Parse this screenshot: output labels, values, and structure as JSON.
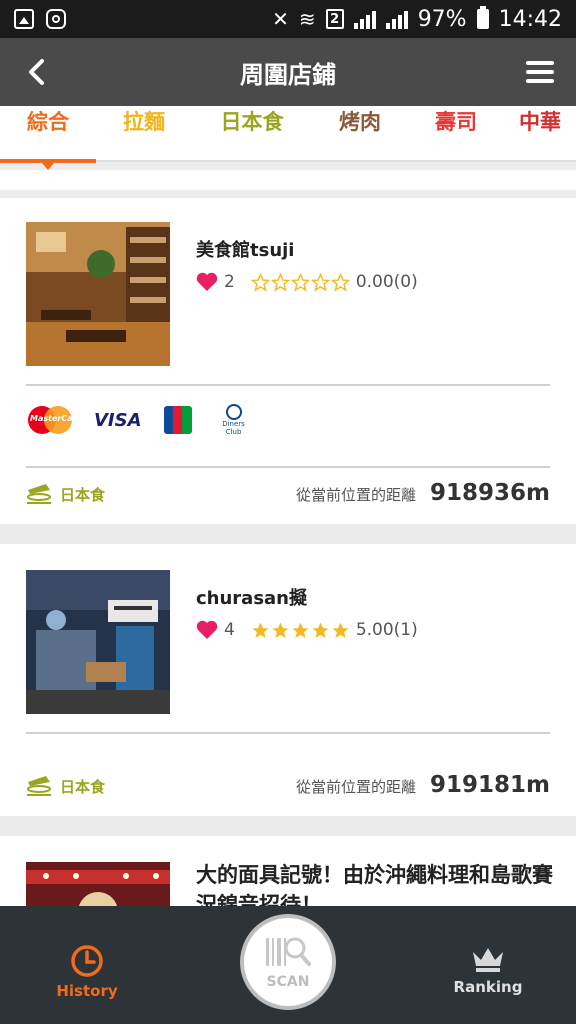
{
  "status_bar": {
    "battery": "97%",
    "time": "14:42",
    "sim_slot": "2"
  },
  "header": {
    "title": "周圍店鋪"
  },
  "tabs": [
    {
      "label": "綜合",
      "color": "#f26b1d",
      "active": true
    },
    {
      "label": "拉麵",
      "color": "#f4b41a",
      "active": false
    },
    {
      "label": "日本食",
      "color": "#9aa520",
      "active": false
    },
    {
      "label": "烤肉",
      "color": "#8a5a3a",
      "active": false
    },
    {
      "label": "壽司",
      "color": "#e53935",
      "active": false
    },
    {
      "label": "中華",
      "color": "#d32f2f",
      "active": false
    }
  ],
  "shops": [
    {
      "name": "美食館tsuji",
      "likes": "2",
      "stars_filled": 0,
      "rating": "0.00(0)",
      "payments": [
        "MasterCard",
        "VISA",
        "JCB",
        "Diners Club"
      ],
      "category": "日本食",
      "distance_label": "從當前位置的距離",
      "distance": "918936m"
    },
    {
      "name": "churasan擬",
      "likes": "4",
      "stars_filled": 5,
      "rating": "5.00(1)",
      "category": "日本食",
      "distance_label": "從當前位置的距離",
      "distance": "919181m"
    },
    {
      "name": "大的面具記號！由於沖繩料理和島歌賽況錦音招待！"
    }
  ],
  "bottom_nav": {
    "history": "History",
    "scan": "SCAN",
    "ranking": "Ranking"
  },
  "colors": {
    "accent": "#f26b1d",
    "heart": "#e91e63",
    "star": "#f5b820",
    "category": "#9aa520",
    "header_bg": "#4a4a4a"
  },
  "icons": {
    "back": "chevron-left-icon",
    "menu": "hamburger-menu-icon",
    "heart": "heart-icon",
    "star": "star-icon",
    "category": "food-dish-icon",
    "history": "clock-icon",
    "scan": "barcode-scan-icon",
    "ranking": "crown-icon"
  }
}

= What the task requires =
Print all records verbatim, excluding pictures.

= Result for this exercise =
Parse this screenshot: output labels, values, and structure as JSON.
{
  "status_bar": {
    "battery": "97%",
    "time": "14:42",
    "sim_slot": "2"
  },
  "header": {
    "title": "周圍店鋪"
  },
  "tabs": [
    {
      "label": "綜合",
      "color": "#f26b1d",
      "active": true
    },
    {
      "label": "拉麵",
      "color": "#f4b41a",
      "active": false
    },
    {
      "label": "日本食",
      "color": "#9aa520",
      "active": false
    },
    {
      "label": "烤肉",
      "color": "#8a5a3a",
      "active": false
    },
    {
      "label": "壽司",
      "color": "#e53935",
      "active": false
    },
    {
      "label": "中華",
      "color": "#d32f2f",
      "active": false
    }
  ],
  "shops": [
    {
      "name": "美食館tsuji",
      "likes": "2",
      "stars_filled": 0,
      "rating": "0.00(0)",
      "payments": [
        "MasterCard",
        "VISA",
        "JCB",
        "Diners Club"
      ],
      "category": "日本食",
      "distance_label": "從當前位置的距離",
      "distance": "918936m"
    },
    {
      "name": "churasan擬",
      "likes": "4",
      "stars_filled": 5,
      "rating": "5.00(1)",
      "category": "日本食",
      "distance_label": "從當前位置的距離",
      "distance": "919181m"
    },
    {
      "name": "大的面具記號！由於沖繩料理和島歌賽況錦音招待！"
    }
  ],
  "bottom_nav": {
    "history": "History",
    "scan": "SCAN",
    "ranking": "Ranking"
  },
  "colors": {
    "accent": "#f26b1d",
    "heart": "#e91e63",
    "star": "#f5b820",
    "category": "#9aa520",
    "header_bg": "#4a4a4a"
  },
  "icons": {
    "back": "chevron-left-icon",
    "menu": "hamburger-menu-icon",
    "heart": "heart-icon",
    "star": "star-icon",
    "category": "food-dish-icon",
    "history": "clock-icon",
    "scan": "barcode-scan-icon",
    "ranking": "crown-icon"
  }
}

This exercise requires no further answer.